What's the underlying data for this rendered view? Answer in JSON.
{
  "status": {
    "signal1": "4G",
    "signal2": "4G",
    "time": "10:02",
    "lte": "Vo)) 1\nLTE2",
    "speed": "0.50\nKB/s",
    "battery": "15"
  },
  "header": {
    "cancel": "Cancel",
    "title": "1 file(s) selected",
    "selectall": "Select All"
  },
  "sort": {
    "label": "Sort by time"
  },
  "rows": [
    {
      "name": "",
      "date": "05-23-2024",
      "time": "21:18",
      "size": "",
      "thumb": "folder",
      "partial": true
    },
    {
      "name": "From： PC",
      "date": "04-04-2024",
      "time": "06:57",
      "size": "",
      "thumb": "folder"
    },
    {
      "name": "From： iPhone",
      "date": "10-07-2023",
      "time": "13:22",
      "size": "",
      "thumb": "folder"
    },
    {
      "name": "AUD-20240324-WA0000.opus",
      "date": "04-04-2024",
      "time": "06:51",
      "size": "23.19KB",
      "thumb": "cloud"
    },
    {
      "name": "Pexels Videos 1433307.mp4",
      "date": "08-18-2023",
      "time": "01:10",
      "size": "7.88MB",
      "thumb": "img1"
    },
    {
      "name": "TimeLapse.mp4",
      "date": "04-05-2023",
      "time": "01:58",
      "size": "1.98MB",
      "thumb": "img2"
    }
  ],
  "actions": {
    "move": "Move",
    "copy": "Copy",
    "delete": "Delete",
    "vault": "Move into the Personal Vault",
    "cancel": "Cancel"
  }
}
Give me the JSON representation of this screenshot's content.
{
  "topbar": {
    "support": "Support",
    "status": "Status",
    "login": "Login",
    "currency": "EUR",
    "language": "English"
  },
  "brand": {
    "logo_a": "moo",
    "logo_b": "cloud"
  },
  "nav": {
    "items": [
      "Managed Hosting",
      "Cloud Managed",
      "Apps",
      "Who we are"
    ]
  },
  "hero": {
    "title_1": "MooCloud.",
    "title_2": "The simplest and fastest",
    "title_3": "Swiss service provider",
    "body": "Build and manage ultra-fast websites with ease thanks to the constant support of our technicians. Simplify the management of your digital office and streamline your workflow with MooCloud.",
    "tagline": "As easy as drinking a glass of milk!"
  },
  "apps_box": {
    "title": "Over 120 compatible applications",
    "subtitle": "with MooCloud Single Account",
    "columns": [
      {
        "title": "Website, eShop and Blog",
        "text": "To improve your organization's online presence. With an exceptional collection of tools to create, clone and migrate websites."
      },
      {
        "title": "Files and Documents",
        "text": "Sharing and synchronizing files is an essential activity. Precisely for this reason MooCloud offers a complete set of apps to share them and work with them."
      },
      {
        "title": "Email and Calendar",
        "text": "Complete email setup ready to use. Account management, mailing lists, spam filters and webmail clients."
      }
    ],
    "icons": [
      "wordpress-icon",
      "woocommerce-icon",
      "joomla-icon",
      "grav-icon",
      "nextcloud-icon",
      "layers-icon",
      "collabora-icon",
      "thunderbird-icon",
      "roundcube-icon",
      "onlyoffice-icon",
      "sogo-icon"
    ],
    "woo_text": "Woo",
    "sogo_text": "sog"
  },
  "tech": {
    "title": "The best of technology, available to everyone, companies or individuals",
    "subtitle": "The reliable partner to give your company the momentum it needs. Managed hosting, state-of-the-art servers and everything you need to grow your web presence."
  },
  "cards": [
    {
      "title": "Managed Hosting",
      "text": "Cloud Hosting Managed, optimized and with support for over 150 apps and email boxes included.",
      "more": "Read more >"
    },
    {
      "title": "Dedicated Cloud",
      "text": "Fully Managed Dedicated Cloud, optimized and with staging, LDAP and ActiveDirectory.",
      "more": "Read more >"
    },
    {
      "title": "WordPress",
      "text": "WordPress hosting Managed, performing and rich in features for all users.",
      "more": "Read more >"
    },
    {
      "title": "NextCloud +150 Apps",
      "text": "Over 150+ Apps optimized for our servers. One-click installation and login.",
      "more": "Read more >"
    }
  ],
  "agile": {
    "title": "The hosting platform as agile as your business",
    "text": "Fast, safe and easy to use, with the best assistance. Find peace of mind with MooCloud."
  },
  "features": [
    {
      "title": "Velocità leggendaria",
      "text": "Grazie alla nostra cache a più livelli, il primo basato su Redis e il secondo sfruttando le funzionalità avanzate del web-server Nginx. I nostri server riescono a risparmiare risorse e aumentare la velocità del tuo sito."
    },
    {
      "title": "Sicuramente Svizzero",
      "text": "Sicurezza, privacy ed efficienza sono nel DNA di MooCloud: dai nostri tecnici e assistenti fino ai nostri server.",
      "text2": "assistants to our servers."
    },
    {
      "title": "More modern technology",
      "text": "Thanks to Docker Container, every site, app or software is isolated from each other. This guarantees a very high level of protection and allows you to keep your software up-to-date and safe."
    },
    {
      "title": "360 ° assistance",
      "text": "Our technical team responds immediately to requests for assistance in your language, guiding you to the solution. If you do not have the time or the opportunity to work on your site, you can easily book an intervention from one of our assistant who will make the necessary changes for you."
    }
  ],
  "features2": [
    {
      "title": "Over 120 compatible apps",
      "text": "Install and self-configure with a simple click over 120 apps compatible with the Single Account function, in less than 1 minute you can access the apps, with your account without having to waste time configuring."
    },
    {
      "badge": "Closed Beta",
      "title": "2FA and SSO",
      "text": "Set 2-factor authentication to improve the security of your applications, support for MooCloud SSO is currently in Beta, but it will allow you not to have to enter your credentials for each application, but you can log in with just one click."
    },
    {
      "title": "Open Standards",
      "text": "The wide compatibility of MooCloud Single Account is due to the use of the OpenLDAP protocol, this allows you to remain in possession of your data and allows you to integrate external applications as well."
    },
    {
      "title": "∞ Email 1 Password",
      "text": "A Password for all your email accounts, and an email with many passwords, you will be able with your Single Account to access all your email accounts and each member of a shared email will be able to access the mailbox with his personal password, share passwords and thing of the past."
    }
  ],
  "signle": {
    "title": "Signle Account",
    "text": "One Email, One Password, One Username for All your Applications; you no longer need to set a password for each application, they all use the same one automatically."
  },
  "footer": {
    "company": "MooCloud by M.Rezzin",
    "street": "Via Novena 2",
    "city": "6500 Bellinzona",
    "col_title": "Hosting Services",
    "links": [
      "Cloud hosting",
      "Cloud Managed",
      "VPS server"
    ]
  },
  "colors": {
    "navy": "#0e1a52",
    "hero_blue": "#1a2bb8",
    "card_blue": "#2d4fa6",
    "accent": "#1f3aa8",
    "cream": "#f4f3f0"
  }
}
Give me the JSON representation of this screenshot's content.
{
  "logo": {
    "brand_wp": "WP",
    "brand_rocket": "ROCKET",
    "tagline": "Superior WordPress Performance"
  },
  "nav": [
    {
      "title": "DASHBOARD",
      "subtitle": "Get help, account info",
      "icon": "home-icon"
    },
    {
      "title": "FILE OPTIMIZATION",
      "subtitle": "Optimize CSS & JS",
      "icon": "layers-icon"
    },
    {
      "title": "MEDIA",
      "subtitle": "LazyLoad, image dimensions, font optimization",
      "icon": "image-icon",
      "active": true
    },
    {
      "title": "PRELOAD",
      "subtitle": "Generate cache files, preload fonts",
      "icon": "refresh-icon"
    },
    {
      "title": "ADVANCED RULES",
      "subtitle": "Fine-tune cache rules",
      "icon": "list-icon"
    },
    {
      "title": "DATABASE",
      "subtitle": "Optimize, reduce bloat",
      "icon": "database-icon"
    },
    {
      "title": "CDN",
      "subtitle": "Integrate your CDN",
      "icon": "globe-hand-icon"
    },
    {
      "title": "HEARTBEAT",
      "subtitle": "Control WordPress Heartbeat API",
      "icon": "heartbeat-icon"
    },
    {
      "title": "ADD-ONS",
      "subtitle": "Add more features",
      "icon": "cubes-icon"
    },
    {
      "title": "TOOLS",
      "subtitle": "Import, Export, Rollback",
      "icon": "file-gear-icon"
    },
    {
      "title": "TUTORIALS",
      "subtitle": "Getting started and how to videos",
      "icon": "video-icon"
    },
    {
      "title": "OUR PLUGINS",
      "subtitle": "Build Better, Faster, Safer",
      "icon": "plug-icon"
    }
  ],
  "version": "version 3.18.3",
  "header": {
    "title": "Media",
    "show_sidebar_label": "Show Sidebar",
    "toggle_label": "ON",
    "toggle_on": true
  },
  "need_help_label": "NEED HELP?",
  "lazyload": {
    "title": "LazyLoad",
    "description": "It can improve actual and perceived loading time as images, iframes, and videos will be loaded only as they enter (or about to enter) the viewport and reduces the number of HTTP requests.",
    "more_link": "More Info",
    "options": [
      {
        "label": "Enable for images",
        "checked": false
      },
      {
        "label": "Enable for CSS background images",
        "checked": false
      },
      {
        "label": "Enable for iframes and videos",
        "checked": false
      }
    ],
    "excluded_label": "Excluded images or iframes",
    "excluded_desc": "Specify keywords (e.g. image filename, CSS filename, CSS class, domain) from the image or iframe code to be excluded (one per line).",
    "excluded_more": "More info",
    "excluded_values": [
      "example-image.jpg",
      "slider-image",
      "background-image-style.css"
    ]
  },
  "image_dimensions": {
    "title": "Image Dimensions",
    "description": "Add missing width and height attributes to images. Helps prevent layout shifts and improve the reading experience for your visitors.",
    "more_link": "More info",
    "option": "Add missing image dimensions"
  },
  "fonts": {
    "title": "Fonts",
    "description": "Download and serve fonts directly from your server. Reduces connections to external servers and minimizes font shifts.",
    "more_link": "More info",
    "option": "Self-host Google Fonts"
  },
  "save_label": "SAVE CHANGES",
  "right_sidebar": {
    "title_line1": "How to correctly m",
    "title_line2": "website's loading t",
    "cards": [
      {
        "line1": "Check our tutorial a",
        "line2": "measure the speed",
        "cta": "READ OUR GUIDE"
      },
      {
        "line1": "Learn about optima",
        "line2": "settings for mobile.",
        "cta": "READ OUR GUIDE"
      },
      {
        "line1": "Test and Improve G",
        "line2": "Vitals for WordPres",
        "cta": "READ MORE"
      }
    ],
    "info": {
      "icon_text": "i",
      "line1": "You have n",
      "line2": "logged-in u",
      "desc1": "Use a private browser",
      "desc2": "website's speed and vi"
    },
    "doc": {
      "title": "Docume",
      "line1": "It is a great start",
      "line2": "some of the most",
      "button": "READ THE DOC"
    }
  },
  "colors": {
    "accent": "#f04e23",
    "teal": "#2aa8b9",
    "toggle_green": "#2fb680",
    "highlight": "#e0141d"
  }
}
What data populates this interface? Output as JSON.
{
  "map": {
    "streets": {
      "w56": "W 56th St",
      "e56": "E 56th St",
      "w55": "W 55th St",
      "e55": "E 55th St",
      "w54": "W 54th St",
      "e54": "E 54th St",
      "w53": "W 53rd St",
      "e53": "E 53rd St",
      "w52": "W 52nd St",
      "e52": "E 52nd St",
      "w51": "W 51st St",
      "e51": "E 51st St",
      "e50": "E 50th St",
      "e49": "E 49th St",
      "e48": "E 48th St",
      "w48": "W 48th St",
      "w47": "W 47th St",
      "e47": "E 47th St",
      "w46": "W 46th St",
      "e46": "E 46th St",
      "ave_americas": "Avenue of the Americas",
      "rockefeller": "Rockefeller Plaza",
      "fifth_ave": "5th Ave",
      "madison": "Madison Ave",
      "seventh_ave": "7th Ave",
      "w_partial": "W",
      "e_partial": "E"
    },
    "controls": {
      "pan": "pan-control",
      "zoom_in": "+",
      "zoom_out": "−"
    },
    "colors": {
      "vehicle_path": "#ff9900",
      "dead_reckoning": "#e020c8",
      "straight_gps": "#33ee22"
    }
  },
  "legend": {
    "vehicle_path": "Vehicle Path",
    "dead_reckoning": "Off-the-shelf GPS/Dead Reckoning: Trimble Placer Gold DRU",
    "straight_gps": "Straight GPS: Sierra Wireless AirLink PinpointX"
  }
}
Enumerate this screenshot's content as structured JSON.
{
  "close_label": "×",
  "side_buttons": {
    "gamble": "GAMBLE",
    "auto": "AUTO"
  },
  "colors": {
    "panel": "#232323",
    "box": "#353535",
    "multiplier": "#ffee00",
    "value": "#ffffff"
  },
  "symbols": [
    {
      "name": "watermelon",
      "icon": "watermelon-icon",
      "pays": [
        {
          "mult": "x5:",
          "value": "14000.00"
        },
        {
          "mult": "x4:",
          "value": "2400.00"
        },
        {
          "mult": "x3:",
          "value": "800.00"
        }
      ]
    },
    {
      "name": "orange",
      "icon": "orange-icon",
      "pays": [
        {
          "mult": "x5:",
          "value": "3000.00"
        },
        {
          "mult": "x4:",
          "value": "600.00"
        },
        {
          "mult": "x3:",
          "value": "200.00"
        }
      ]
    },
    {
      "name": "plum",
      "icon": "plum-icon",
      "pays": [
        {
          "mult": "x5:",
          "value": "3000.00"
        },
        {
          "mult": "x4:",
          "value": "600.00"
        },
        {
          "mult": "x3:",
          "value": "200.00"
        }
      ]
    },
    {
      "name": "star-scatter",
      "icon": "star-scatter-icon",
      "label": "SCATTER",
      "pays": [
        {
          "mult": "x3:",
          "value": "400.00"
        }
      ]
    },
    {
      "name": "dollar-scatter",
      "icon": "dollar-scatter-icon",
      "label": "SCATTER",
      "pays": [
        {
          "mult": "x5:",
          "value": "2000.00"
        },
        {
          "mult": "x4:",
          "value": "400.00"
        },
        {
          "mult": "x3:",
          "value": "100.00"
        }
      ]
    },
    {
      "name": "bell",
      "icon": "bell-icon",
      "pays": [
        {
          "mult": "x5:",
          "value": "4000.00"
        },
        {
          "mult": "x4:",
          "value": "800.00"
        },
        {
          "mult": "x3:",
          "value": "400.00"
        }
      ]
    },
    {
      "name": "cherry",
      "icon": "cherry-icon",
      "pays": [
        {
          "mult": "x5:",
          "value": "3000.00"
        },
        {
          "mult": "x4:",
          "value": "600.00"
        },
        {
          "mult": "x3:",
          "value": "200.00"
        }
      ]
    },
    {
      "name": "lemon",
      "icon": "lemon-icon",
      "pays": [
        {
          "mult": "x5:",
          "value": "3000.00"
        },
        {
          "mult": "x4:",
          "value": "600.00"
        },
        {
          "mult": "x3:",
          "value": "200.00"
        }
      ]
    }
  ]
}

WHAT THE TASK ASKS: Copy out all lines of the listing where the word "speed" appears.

SOLUTION FOR THIS PROBLEM:
    "speed": "0.50\nKB/s",
        "line2": "measure the speed",
      "desc2": "website's speed and vi"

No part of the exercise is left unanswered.